J Pain Symptom Manage. 2005 Oct;30(4):359-66. doi: 10.1016/j.jpainsymman.2005.08.008.

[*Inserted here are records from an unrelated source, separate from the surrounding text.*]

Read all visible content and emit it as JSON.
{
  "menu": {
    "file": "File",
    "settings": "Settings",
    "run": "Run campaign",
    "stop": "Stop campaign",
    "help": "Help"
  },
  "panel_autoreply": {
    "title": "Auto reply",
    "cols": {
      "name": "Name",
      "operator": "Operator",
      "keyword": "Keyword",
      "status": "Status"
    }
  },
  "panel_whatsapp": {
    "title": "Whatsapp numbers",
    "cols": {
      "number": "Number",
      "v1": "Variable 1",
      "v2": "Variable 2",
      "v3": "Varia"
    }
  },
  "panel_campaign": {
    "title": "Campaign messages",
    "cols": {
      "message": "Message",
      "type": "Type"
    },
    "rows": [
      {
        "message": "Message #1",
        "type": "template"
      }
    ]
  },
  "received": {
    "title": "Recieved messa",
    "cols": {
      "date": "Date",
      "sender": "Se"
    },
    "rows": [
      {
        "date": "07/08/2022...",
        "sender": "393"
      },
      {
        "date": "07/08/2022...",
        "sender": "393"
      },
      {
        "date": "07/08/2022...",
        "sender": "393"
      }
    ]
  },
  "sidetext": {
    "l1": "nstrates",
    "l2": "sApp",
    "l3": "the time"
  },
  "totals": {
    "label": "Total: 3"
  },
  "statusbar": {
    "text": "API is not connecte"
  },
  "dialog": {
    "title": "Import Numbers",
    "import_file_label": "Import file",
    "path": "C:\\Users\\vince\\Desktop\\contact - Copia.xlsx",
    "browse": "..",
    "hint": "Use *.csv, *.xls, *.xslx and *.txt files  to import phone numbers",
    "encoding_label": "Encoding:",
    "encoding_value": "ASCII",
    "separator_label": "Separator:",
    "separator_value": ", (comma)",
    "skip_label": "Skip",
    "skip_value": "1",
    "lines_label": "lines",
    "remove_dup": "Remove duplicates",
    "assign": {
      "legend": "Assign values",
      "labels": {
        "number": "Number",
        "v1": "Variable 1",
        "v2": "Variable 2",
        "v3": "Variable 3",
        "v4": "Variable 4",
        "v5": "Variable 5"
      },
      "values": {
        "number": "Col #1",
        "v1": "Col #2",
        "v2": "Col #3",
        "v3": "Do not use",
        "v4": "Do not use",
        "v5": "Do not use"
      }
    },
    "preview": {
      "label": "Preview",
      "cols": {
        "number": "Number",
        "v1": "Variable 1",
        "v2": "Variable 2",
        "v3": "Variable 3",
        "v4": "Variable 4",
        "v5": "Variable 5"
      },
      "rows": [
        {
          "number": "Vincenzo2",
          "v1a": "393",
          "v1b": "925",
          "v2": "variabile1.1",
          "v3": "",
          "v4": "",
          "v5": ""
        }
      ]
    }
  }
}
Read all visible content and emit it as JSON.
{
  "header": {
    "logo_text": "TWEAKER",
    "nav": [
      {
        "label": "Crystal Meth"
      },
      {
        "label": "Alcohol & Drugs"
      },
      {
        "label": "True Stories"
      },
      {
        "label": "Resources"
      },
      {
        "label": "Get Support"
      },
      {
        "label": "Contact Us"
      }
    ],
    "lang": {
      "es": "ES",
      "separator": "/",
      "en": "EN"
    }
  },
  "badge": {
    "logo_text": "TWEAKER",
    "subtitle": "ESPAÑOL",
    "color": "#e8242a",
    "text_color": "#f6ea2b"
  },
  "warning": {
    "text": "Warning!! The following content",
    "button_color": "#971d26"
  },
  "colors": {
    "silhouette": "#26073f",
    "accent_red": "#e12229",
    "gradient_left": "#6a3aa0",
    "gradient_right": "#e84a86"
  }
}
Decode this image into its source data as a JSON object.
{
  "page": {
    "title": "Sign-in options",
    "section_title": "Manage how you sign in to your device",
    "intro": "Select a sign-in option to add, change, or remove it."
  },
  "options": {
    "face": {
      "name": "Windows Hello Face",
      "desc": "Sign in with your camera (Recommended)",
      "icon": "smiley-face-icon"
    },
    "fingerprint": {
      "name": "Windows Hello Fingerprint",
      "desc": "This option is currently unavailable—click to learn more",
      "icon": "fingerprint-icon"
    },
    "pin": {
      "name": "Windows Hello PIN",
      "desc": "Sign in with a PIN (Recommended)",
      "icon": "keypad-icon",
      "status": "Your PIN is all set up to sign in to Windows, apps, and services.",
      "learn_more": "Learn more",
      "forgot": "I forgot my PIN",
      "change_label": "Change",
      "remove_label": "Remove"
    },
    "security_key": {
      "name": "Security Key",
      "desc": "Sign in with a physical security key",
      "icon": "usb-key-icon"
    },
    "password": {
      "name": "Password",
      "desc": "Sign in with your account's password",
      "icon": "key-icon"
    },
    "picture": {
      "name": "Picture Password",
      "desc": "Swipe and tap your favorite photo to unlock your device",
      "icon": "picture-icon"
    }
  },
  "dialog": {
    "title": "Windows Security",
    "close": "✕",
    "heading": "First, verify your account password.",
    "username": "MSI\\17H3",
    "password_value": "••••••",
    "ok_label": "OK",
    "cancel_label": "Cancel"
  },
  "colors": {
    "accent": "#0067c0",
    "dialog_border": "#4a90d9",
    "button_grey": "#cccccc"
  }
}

Dexamethasone is likely to play a role in the etiology of hiccups in patients receiving cisplatin-based regimens. Two hundred seventy-seven patients received three doses of ondansetron 8mg intravenously (IV) at 4hour intervals plus dexamethasone 20mg IV from the start of chemotherapy, followed by dexamethasone 5mg IV every 12hours, until chemotherapy was complete. Hiccups were observed in 114 (41.2%) patients, of whom 97.4% were men. Nausea and vomiting showed inverse correlations with hiccups (P < 0.0001 and P = 0.001, respectively). In 73 patients who experienced hiccups but lacked nausea/vomiting (H+N/V-), we discontinued dexamethasone in subsequent cycles. Sixty-six patients (90.4%) ceased hiccuping, but complete protection rates of nausea and vomiting decreased to 63% and 74%, respectively. For patients who experienced both hiccups and nausea/vomiting, the onset of nausea/vomiting usually was delayed to Day 3 or 4 and began after the cessation of hiccups. We conclude that cisplatin-related hiccups are predominant in males, dexamethasone-induced, and associated with protection against nausea/vomiting.

Publication types

  • Clinical Trial

MeSH terms

  • Adolescent
  • Adult
  • Aged
  • Aged, 80 and over
  • Antiemetics / adverse effects*
  • Antineoplastic Agents / adverse effects*
  • Cisplatin / adverse effects*
  • Dexamethasone / adverse effects*
  • Drug Interactions
  • Female
  • Hiccup / chemically induced*
  • Humans
  • Male
  • Middle Aged
  • Nausea / prevention & control*
  • Sex Factors
  • Vomiting / prevention & control*


  • Antiemetics
  • Antineoplastic Agents
  • Dexamethasone
  • Cisplatin